* Task requirements *
Please return every record exactly, with no pictures included.

*** Opening Data in this exercise ***

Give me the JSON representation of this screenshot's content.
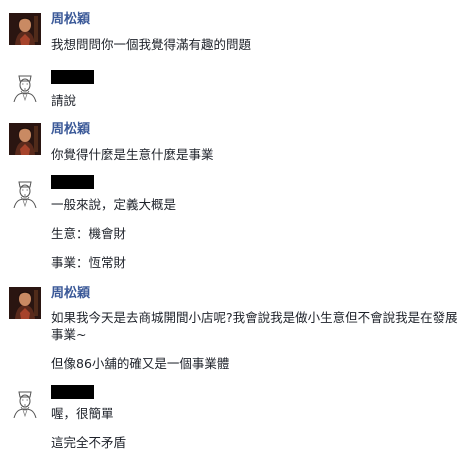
{
  "conversation": {
    "messages": [
      {
        "sender": "周松穎",
        "avatar": "portrait-photo-avatar",
        "lines": [
          "我想問問你一個我覺得滿有趣的問題"
        ]
      },
      {
        "sender": "",
        "sender_redacted": true,
        "avatar": "sketch-portrait-avatar",
        "lines": [
          "請說"
        ]
      },
      {
        "sender": "周松穎",
        "avatar": "portrait-photo-avatar",
        "lines": [
          "你覺得什麼是生意什麼是事業"
        ]
      },
      {
        "sender": "",
        "sender_redacted": true,
        "avatar": "sketch-portrait-avatar",
        "lines": [
          "一般來說，定義大概是",
          "生意：機會財",
          "事業：恆常財"
        ]
      },
      {
        "sender": "周松穎",
        "avatar": "portrait-photo-avatar",
        "lines": [
          "如果我今天是去商城開間小店呢?我會說我是做小生意但不會說我是在發展事業~",
          "但像86小舖的確又是一個事業體"
        ]
      },
      {
        "sender": "",
        "sender_redacted": true,
        "avatar": "sketch-portrait-avatar",
        "lines": [
          "喔，很簡單",
          "這完全不矛盾"
        ]
      }
    ]
  },
  "colors": {
    "sender_name": "#3b5998",
    "message_text": "#1d2129",
    "redaction": "#000000"
  }
}
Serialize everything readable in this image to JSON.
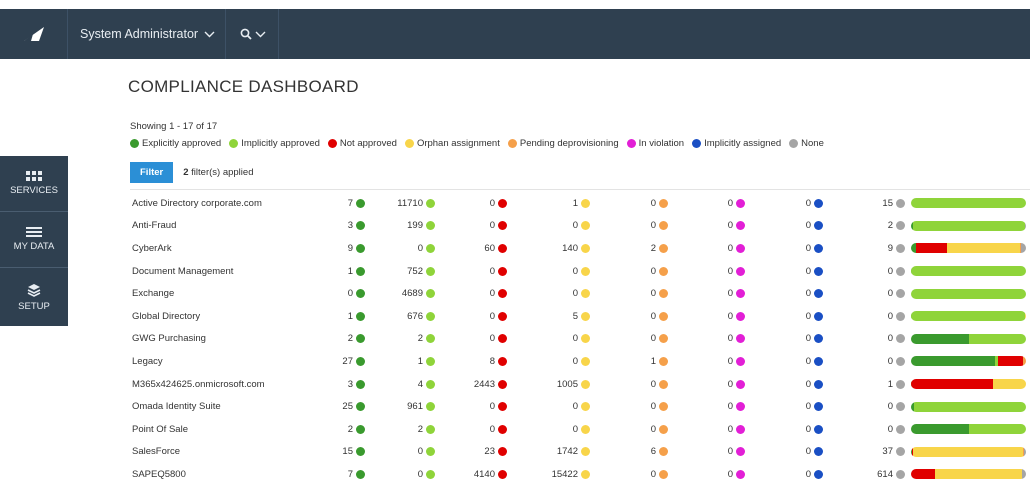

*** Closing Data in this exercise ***

* Answer to this task *
Give me the JSON representation of this screenshot's content.
{
  "conversation": {
    "messages": [
      {
        "sender": "周松穎",
        "avatar": "portrait-photo-avatar",
        "lines": [
          "我想問問你一個我覺得滿有趣的問題"
        ]
      },
      {
        "sender": "",
        "sender_redacted": true,
        "avatar": "sketch-portrait-avatar",
        "lines": [
          "請說"
        ]
      },
      {
        "sender": "周松穎",
        "avatar": "portrait-photo-avatar",
        "lines": [
          "你覺得什麼是生意什麼是事業"
        ]
      },
      {
        "sender": "",
        "sender_redacted": true,
        "avatar": "sketch-portrait-avatar",
        "lines": [
          "一般來說，定義大概是",
          "生意：機會財",
          "事業：恆常財"
        ]
      },
      {
        "sender": "周松穎",
        "avatar": "portrait-photo-avatar",
        "lines": [
          "如果我今天是去商城開間小店呢?我會說我是做小生意但不會說我是在發展事業~",
          "但像86小舖的確又是一個事業體"
        ]
      },
      {
        "sender": "",
        "sender_redacted": true,
        "avatar": "sketch-portrait-avatar",
        "lines": [
          "喔，很簡單",
          "這完全不矛盾"
        ]
      }
    ]
  },
  "colors": {
    "sender_name": "#3b5998",
    "message_text": "#1d2129",
    "redaction": "#000000"
  }
}
Serialize everything readable in this image to JSON.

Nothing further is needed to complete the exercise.